WHAT IS NEEDED: Keep only the lines that hold the string "Shipping", filtering out the rest of the entries below.
---------- GIVEN RECORDS
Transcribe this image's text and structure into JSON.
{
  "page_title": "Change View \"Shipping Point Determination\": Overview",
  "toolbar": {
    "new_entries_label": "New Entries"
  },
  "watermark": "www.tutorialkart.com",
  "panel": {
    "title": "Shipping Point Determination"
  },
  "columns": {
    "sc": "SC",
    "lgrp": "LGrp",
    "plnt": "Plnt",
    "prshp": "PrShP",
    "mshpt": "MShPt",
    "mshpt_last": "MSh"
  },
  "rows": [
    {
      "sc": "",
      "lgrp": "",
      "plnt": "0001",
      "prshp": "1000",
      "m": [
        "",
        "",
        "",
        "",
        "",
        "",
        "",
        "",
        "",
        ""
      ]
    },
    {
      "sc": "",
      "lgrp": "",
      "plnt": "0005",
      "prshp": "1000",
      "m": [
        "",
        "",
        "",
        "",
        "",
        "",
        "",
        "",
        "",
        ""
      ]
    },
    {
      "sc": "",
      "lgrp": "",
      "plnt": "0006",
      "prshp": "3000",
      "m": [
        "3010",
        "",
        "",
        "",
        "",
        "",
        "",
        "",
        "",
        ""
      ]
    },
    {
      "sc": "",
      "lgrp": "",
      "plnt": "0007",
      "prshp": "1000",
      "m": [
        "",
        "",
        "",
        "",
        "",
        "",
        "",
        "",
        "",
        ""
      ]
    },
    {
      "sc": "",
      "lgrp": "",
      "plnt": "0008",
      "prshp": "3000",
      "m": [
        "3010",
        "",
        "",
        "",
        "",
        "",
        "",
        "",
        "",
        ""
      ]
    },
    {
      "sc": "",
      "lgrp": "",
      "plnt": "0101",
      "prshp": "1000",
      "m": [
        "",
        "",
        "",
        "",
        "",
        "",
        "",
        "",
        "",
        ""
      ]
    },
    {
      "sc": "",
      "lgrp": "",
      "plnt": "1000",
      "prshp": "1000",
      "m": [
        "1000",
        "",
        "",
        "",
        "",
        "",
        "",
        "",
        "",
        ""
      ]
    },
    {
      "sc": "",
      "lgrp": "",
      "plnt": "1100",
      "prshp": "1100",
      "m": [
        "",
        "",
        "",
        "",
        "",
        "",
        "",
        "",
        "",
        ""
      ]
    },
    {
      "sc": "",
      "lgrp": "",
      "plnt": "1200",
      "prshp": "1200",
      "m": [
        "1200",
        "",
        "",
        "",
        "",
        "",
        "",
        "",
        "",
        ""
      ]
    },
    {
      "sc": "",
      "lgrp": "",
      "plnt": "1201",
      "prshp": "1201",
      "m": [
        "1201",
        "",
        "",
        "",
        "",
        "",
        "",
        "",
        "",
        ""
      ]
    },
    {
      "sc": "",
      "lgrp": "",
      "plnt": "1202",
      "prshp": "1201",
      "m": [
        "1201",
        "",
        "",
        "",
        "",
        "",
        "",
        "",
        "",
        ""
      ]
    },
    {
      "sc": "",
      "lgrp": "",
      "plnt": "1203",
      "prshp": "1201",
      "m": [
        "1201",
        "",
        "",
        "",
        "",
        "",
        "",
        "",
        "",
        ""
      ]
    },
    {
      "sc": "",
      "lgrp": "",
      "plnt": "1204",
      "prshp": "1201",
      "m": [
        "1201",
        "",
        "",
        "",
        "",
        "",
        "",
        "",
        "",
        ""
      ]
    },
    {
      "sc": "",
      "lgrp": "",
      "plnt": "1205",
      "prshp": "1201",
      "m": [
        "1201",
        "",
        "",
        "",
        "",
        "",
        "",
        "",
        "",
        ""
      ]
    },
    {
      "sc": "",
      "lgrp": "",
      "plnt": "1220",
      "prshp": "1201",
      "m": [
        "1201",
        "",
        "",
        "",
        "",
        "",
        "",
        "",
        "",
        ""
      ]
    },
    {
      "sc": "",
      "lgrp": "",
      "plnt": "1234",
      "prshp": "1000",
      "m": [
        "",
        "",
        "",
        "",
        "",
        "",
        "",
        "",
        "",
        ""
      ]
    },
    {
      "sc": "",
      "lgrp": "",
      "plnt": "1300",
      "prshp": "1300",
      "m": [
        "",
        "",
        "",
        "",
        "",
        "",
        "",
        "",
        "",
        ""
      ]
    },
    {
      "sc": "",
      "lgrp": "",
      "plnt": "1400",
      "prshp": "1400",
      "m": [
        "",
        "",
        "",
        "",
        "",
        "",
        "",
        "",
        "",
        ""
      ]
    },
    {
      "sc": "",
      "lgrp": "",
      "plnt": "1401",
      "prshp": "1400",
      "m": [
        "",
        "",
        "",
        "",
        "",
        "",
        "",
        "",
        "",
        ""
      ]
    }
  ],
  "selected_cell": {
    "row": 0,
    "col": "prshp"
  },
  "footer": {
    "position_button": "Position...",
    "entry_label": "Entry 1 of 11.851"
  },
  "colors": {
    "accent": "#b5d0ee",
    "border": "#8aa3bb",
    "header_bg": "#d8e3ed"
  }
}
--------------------
TASK SOLUTION:
  "page_title": "Change View \"Shipping Point Determination\": Overview",
    "title": "Shipping Point Determination"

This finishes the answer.